The Guardian story was also posted on the news networking site Digg.com, with readers' comments indicating that they couldn't care less about the accuracy of the headline, but used it as a launching point for their own personal fears or hopes for however they define "nanotechnology."
Through Twitter and Digg, what we're still talking about here is not even the "blogosphere," but a new layer that has emerged -- quick, opinionated, emotional, probably unfair, but increasingly responsible for what becomes widely circulated and commented upon by the public at large.
Comparitively, blogs are practically "the establishment" now. And they're so damn wordy. (Looking back at my first month of blogging back in 2003, it looked like I was going for "War and Peace" with each long-winded post).
For the Guardian story, Harper saw something deeper in the misuse of "nanotechnology" in the headline and needed the longer blog format to express them.
"There's no space for more considered opinions on Twitter so you need to combine it with other media," Harper told me in a brief interview I conducted with him yesterday on Twitter ("Twitterview"?)
What resulted was a post on his blog called "politicizing nanotechnology," in which he discussed how nanotech is viewed through the prism of political agendas.
In comparison to his "Tweets," Harper's blog posts require an attention span and the ability to follow more than one simultaneous theme. That's not to knock Twitter at all, though. Sifting through dozens of Tweets every day -- or even hundreds, depending on how much time you have during the day -- on a nanotech theme, you can get differering views on the same topic.
Harper's Tweets are enjoyable because, aside from his usual rants against the "nanobot crowd" he'll slip in a few personal tidbits -- like how he sat near Jacques Chirac at a Paris restaurant. I can picture him sitting there, noticing Chirac and the first thing he thinks of is Twittering the news.
The largest criticism I have of the NanoTwitterVerse is that it at times can be a feedback loop -- the usual suspects talking inside baseball to one another, or "retweeting" one another to the point where only one point of view bounces around an echo chamber. That will change as more nanotech voices join the conversation.
Another notable nano voice on Twitter is Kristen Kulinowski, executive director for policy at Rice University's Center for Biological and Environmental Nanotechnology. She recently Tweeted the Rice Alliance Nanotechnology and Sustainability Venture Forum, giving live, as-it-happens updates.
The live events are enjoyable, although sometimes a bit cryptic, since 140 words a pop seems limiting for an on-the-spot reporter. Maynard does it, too, and knows when to Tweet (Congressional hearing on the Toxic Substances Control Act) and when not to Tweet (NNI exposure assessment workshop).

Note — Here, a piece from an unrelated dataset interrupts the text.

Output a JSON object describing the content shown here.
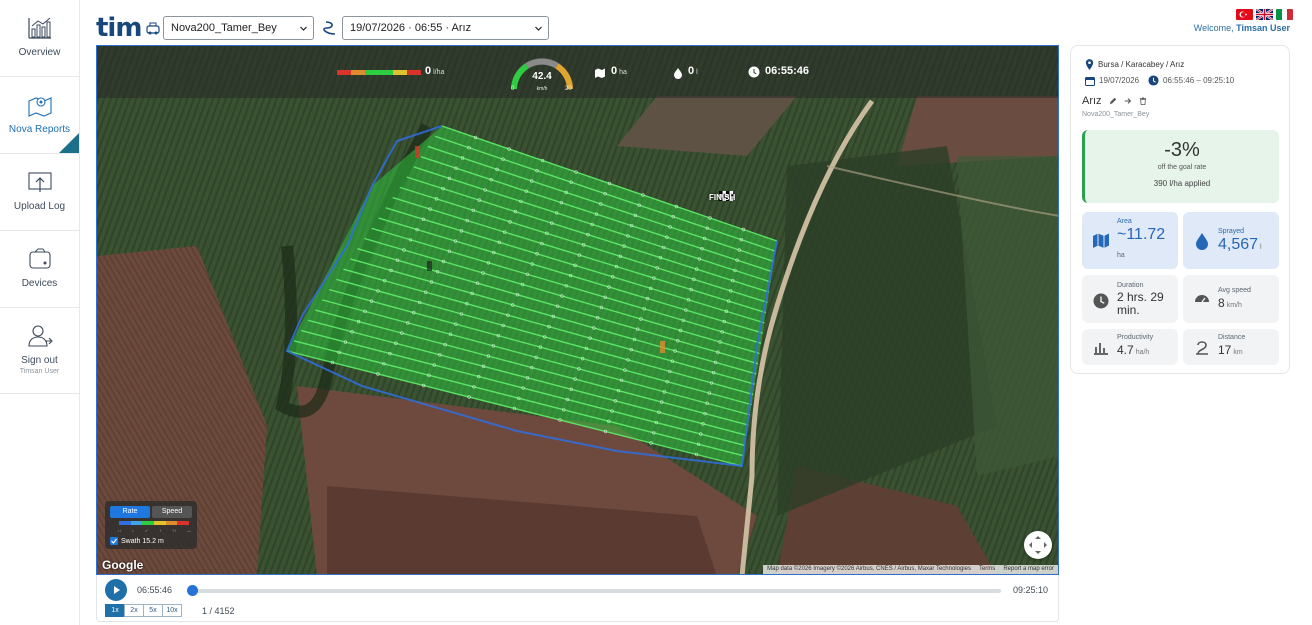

Like blogging about five years ago, Twitter is something that you either "get," or you do not. A great many believe that, in the words of Houston Chronicle Science Writer (and prolific Twitterer) Eric Berger, "it was mostly people posting pics of their breakfast."
Well, yes, there's that, too.

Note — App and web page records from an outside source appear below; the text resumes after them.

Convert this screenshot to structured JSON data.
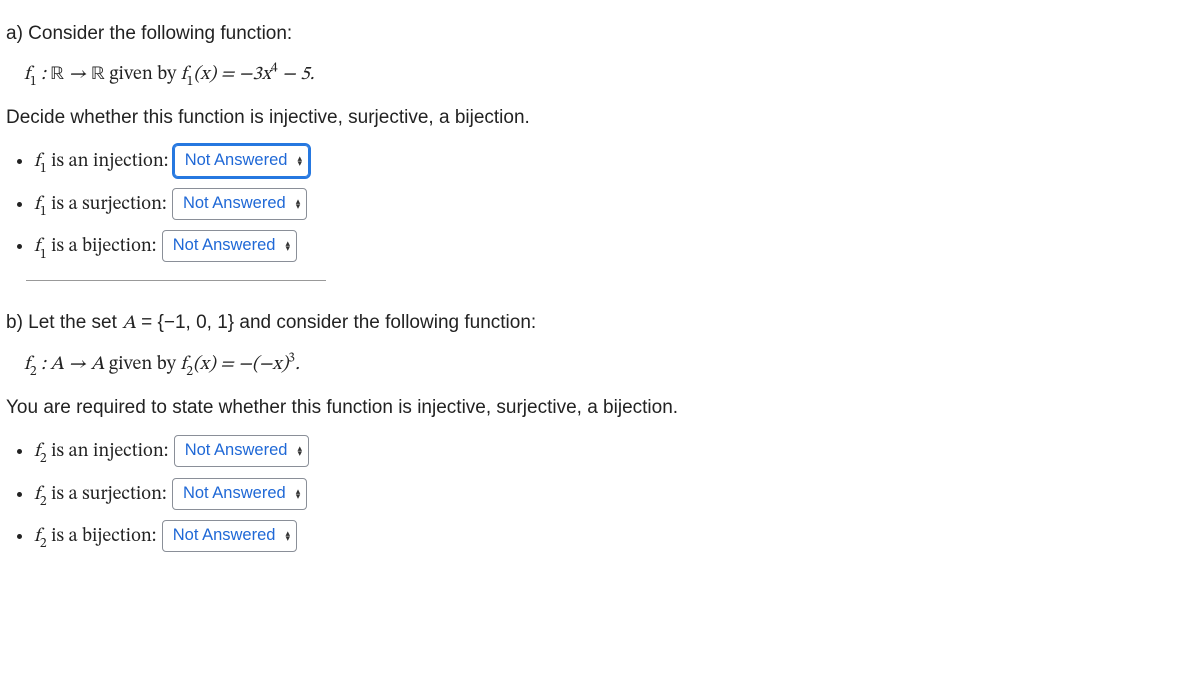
{
  "partA": {
    "intro": "a) Consider the following function:",
    "defn_html": "f<sub>1</sub> : <span class='bb'>ℝ</span> → <span class='bb'>ℝ</span> <span class='rm'>given by</span> f<sub>1</sub>(x) = −3x<sup>4</sup> − 5.",
    "task": "Decide whether this function is injective, surjective, a bijection.",
    "items": [
      {
        "label_html": "f<sub>1</sub> <span class='rm'>is an injection:</span>",
        "value": "Not Answered",
        "focused": true
      },
      {
        "label_html": "f<sub>1</sub> <span class='rm'>is a surjection:</span>",
        "value": "Not Answered",
        "focused": false
      },
      {
        "label_html": "f<sub>1</sub> <span class='rm'>is a bijection:</span>",
        "value": "Not Answered",
        "focused": false
      }
    ]
  },
  "partB": {
    "intro_html": "b) Let the set <span class='math'>A</span> = {−1, 0, 1} and consider the following function:",
    "defn_html": "f<sub>2</sub> : A → A <span class='rm'>given by</span> f<sub>2</sub>(x) = −(−x)<sup>3</sup>.",
    "task": "You are required to state whether this function is injective, surjective, a bijection.",
    "items": [
      {
        "label_html": "f<sub>2</sub> <span class='rm'>is an injection:</span>",
        "value": "Not Answered",
        "focused": false
      },
      {
        "label_html": "f<sub>2</sub> <span class='rm'>is a surjection:</span>",
        "value": "Not Answered",
        "focused": false
      },
      {
        "label_html": "f<sub>2</sub> <span class='rm'>is a bijection:</span>",
        "value": "Not Answered",
        "focused": false
      }
    ]
  }
}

But amid some of the silliness, there's substance in Twitter when taken as a whole. Does it stand alone as a source of news? Of course not. Does it give more people a chance to participate in the discussion about the news? Maybe it will, someday, but for now it is another way to interact with the world by telling it to others from your own perspective -- a kind of Seussian, "we are here" for journalists, too, who sometimes forget about all those Whos down in Whoville.
Oh, and speaking of kids' stuff, have you heard about that "nanosong" video that explains nanotech with music and puppets? It was first spread virally via the Twitterverse.